## PROBLEM TO SOLVE
Print each entry exactly, all the way through.

## STUDY MATERIAL
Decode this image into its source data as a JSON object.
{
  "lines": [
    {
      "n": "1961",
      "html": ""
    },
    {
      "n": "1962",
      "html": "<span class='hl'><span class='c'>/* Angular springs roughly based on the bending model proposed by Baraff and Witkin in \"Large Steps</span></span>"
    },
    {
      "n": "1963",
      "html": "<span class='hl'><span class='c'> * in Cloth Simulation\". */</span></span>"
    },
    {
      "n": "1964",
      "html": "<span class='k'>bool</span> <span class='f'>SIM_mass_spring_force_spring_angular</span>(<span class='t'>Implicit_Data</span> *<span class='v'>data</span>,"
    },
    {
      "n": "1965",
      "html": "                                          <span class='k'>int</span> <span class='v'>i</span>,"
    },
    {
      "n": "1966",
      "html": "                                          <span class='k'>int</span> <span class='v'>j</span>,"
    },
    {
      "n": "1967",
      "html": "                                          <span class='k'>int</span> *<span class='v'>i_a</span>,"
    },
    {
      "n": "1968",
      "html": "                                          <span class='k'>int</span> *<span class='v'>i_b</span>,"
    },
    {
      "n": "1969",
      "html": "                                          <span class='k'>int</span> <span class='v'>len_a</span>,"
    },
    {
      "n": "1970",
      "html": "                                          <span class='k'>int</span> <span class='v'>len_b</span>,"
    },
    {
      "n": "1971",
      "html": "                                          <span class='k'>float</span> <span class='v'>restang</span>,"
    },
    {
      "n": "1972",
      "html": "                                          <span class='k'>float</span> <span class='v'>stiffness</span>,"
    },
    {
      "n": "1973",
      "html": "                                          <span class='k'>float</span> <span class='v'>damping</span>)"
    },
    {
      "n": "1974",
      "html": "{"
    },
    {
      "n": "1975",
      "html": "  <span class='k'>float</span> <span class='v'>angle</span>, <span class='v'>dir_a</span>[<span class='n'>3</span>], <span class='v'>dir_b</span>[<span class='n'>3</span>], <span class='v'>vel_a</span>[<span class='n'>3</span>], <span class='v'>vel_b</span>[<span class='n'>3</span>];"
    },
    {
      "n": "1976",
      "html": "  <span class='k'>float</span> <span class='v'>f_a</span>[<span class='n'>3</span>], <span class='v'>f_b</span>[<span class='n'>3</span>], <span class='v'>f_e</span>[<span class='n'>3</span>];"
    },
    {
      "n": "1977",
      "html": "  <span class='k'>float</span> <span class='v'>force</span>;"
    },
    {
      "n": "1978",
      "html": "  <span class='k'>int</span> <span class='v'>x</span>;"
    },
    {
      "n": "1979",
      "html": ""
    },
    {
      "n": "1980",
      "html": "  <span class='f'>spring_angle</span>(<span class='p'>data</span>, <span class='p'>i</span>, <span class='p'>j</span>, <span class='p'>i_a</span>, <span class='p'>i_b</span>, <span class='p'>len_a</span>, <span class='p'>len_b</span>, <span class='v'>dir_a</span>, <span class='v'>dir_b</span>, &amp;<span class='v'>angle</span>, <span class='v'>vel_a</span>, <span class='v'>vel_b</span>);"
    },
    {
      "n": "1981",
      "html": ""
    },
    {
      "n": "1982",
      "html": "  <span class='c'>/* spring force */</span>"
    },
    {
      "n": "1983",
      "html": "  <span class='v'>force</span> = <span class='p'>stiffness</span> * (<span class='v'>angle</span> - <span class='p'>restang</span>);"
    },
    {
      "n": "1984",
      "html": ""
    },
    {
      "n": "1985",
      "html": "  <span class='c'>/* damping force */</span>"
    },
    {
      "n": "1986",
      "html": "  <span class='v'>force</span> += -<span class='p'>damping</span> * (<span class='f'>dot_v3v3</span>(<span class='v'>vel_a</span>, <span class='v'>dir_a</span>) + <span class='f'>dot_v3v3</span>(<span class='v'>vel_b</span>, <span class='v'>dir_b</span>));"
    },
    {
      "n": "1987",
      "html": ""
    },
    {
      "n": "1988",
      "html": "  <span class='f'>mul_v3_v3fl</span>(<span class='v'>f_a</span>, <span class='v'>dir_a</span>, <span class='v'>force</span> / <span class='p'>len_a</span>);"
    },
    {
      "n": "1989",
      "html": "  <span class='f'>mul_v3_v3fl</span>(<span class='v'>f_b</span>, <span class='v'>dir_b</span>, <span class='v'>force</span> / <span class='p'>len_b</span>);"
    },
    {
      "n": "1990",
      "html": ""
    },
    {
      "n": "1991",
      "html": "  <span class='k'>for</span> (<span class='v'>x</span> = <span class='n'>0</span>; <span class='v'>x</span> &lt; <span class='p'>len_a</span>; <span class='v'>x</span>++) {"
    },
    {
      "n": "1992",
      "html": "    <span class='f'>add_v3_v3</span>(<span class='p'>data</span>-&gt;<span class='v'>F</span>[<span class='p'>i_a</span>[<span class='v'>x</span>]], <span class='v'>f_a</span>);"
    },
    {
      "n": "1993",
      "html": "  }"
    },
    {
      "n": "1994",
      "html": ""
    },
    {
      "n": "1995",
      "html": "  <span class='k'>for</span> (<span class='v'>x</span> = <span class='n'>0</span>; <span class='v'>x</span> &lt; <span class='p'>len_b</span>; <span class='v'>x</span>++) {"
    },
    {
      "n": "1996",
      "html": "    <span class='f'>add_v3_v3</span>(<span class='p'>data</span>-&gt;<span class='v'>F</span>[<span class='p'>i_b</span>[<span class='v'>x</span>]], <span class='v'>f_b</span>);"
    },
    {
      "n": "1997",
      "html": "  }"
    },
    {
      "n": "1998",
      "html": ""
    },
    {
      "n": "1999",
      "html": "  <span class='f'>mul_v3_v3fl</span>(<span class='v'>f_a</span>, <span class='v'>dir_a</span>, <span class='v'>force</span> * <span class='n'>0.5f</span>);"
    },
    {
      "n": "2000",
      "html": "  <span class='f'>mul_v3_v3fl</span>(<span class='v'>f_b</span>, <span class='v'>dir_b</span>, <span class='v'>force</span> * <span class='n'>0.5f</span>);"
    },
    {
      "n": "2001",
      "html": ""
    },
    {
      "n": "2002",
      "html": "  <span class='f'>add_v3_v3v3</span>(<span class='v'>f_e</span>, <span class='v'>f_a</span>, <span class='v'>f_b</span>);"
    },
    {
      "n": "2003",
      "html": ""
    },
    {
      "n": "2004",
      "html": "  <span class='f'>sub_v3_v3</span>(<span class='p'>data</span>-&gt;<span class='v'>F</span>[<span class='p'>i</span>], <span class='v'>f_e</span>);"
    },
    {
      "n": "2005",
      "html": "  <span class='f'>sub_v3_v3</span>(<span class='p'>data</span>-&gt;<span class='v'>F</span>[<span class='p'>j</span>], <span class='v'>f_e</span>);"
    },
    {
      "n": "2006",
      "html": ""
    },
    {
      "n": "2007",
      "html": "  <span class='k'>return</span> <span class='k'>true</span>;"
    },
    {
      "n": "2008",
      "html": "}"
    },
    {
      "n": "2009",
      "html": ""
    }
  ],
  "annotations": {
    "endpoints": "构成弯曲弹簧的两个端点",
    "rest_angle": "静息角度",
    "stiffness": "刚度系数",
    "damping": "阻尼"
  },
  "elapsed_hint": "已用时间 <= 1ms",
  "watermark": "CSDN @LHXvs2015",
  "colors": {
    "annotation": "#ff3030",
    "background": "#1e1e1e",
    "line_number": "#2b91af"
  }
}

## ANSWER TO THE PROBLEM
Decode this image into its source data as a JSON object.
{
  "lines": [
    {
      "n": "1961",
      "html": ""
    },
    {
      "n": "1962",
      "html": "<span class='hl'><span class='c'>/* Angular springs roughly based on the bending model proposed by Baraff and Witkin in \"Large Steps</span></span>"
    },
    {
      "n": "1963",
      "html": "<span class='hl'><span class='c'> * in Cloth Simulation\". */</span></span>"
    },
    {
      "n": "1964",
      "html": "<span class='k'>bool</span> <span class='f'>SIM_mass_spring_force_spring_angular</span>(<span class='t'>Implicit_Data</span> *<span class='v'>data</span>,"
    },
    {
      "n": "1965",
      "html": "                                          <span class='k'>int</span> <span class='v'>i</span>,"
    },
    {
      "n": "1966",
      "html": "                                          <span class='k'>int</span> <span class='v'>j</span>,"
    },
    {
      "n": "1967",
      "html": "                                          <span class='k'>int</span> *<span class='v'>i_a</span>,"
    },
    {
      "n": "1968",
      "html": "                                          <span class='k'>int</span> *<span class='v'>i_b</span>,"
    },
    {
      "n": "1969",
      "html": "                                          <span class='k'>int</span> <span class='v'>len_a</span>,"
    },
    {
      "n": "1970",
      "html": "                                          <span class='k'>int</span> <span class='v'>len_b</span>,"
    },
    {
      "n": "1971",
      "html": "                                          <span class='k'>float</span> <span class='v'>restang</span>,"
    },
    {
      "n": "1972",
      "html": "                                          <span class='k'>float</span> <span class='v'>stiffness</span>,"
    },
    {
      "n": "1973",
      "html": "                                          <span class='k'>float</span> <span class='v'>damping</span>)"
    },
    {
      "n": "1974",
      "html": "{"
    },
    {
      "n": "1975",
      "html": "  <span class='k'>float</span> <span class='v'>angle</span>, <span class='v'>dir_a</span>[<span class='n'>3</span>], <span class='v'>dir_b</span>[<span class='n'>3</span>], <span class='v'>vel_a</span>[<span class='n'>3</span>], <span class='v'>vel_b</span>[<span class='n'>3</span>];"
    },
    {
      "n": "1976",
      "html": "  <span class='k'>float</span> <span class='v'>f_a</span>[<span class='n'>3</span>], <span class='v'>f_b</span>[<span class='n'>3</span>], <span class='v'>f_e</span>[<span class='n'>3</span>];"
    },
    {
      "n": "1977",
      "html": "  <span class='k'>float</span> <span class='v'>force</span>;"
    },
    {
      "n": "1978",
      "html": "  <span class='k'>int</span> <span class='v'>x</span>;"
    },
    {
      "n": "1979",
      "html": ""
    },
    {
      "n": "1980",
      "html": "  <span class='f'>spring_angle</span>(<span class='p'>data</span>, <span class='p'>i</span>, <span class='p'>j</span>, <span class='p'>i_a</span>, <span class='p'>i_b</span>, <span class='p'>len_a</span>, <span class='p'>len_b</span>, <span class='v'>dir_a</span>, <span class='v'>dir_b</span>, &amp;<span class='v'>angle</span>, <span class='v'>vel_a</span>, <span class='v'>vel_b</span>);"
    },
    {
      "n": "1981",
      "html": ""
    },
    {
      "n": "1982",
      "html": "  <span class='c'>/* spring force */</span>"
    },
    {
      "n": "1983",
      "html": "  <span class='v'>force</span> = <span class='p'>stiffness</span> * (<span class='v'>angle</span> - <span class='p'>restang</span>);"
    },
    {
      "n": "1984",
      "html": ""
    },
    {
      "n": "1985",
      "html": "  <span class='c'>/* damping force */</span>"
    },
    {
      "n": "1986",
      "html": "  <span class='v'>force</span> += -<span class='p'>damping</span> * (<span class='f'>dot_v3v3</span>(<span class='v'>vel_a</span>, <span class='v'>dir_a</span>) + <span class='f'>dot_v3v3</span>(<span class='v'>vel_b</span>, <span class='v'>dir_b</span>));"
    },
    {
      "n": "1987",
      "html": ""
    },
    {
      "n": "1988",
      "html": "  <span class='f'>mul_v3_v3fl</span>(<span class='v'>f_a</span>, <span class='v'>dir_a</span>, <span class='v'>force</span> / <span class='p'>len_a</span>);"
    },
    {
      "n": "1989",
      "html": "  <span class='f'>mul_v3_v3fl</span>(<span class='v'>f_b</span>, <span class='v'>dir_b</span>, <span class='v'>force</span> / <span class='p'>len_b</span>);"
    },
    {
      "n": "1990",
      "html": ""
    },
    {
      "n": "1991",
      "html": "  <span class='k'>for</span> (<span class='v'>x</span> = <span class='n'>0</span>; <span class='v'>x</span> &lt; <span class='p'>len_a</span>; <span class='v'>x</span>++) {"
    },
    {
      "n": "1992",
      "html": "    <span class='f'>add_v3_v3</span>(<span class='p'>data</span>-&gt;<span class='v'>F</span>[<span class='p'>i_a</span>[<span class='v'>x</span>]], <span class='v'>f_a</span>);"
    },
    {
      "n": "1993",
      "html": "  }"
    },
    {
      "n": "1994",
      "html": ""
    },
    {
      "n": "1995",
      "html": "  <span class='k'>for</span> (<span class='v'>x</span> = <span class='n'>0</span>; <span class='v'>x</span> &lt; <span class='p'>len_b</span>; <span class='v'>x</span>++) {"
    },
    {
      "n": "1996",
      "html": "    <span class='f'>add_v3_v3</span>(<span class='p'>data</span>-&gt;<span class='v'>F</span>[<span class='p'>i_b</span>[<span class='v'>x</span>]], <span class='v'>f_b</span>);"
    },
    {
      "n": "1997",
      "html": "  }"
    },
    {
      "n": "1998",
      "html": ""
    },
    {
      "n": "1999",
      "html": "  <span class='f'>mul_v3_v3fl</span>(<span class='v'>f_a</span>, <span class='v'>dir_a</span>, <span class='v'>force</span> * <span class='n'>0.5f</span>);"
    },
    {
      "n": "2000",
      "html": "  <span class='f'>mul_v3_v3fl</span>(<span class='v'>f_b</span>, <span class='v'>dir_b</span>, <span class='v'>force</span> * <span class='n'>0.5f</span>);"
    },
    {
      "n": "2001",
      "html": ""
    },
    {
      "n": "2002",
      "html": "  <span class='f'>add_v3_v3v3</span>(<span class='v'>f_e</span>, <span class='v'>f_a</span>, <span class='v'>f_b</span>);"
    },
    {
      "n": "2003",
      "html": ""
    },
    {
      "n": "2004",
      "html": "  <span class='f'>sub_v3_v3</span>(<span class='p'>data</span>-&gt;<span class='v'>F</span>[<span class='p'>i</span>], <span class='v'>f_e</span>);"
    },
    {
      "n": "2005",
      "html": "  <span class='f'>sub_v3_v3</span>(<span class='p'>data</span>-&gt;<span class='v'>F</span>[<span class='p'>j</span>], <span class='v'>f_e</span>);"
    },
    {
      "n": "2006",
      "html": ""
    },
    {
      "n": "2007",
      "html": "  <span class='k'>return</span> <span class='k'>true</span>;"
    },
    {
      "n": "2008",
      "html": "}"
    },
    {
      "n": "2009",
      "html": ""
    }
  ],
  "annotations": {
    "endpoints": "构成弯曲弹簧的两个端点",
    "rest_angle": "静息角度",
    "stiffness": "刚度系数",
    "damping": "阻尼"
  },
  "elapsed_hint": "已用时间 <= 1ms",
  "watermark": "CSDN @LHXvs2015",
  "colors": {
    "annotation": "#ff3030",
    "background": "#1e1e1e",
    "line_number": "#2b91af"
  }
}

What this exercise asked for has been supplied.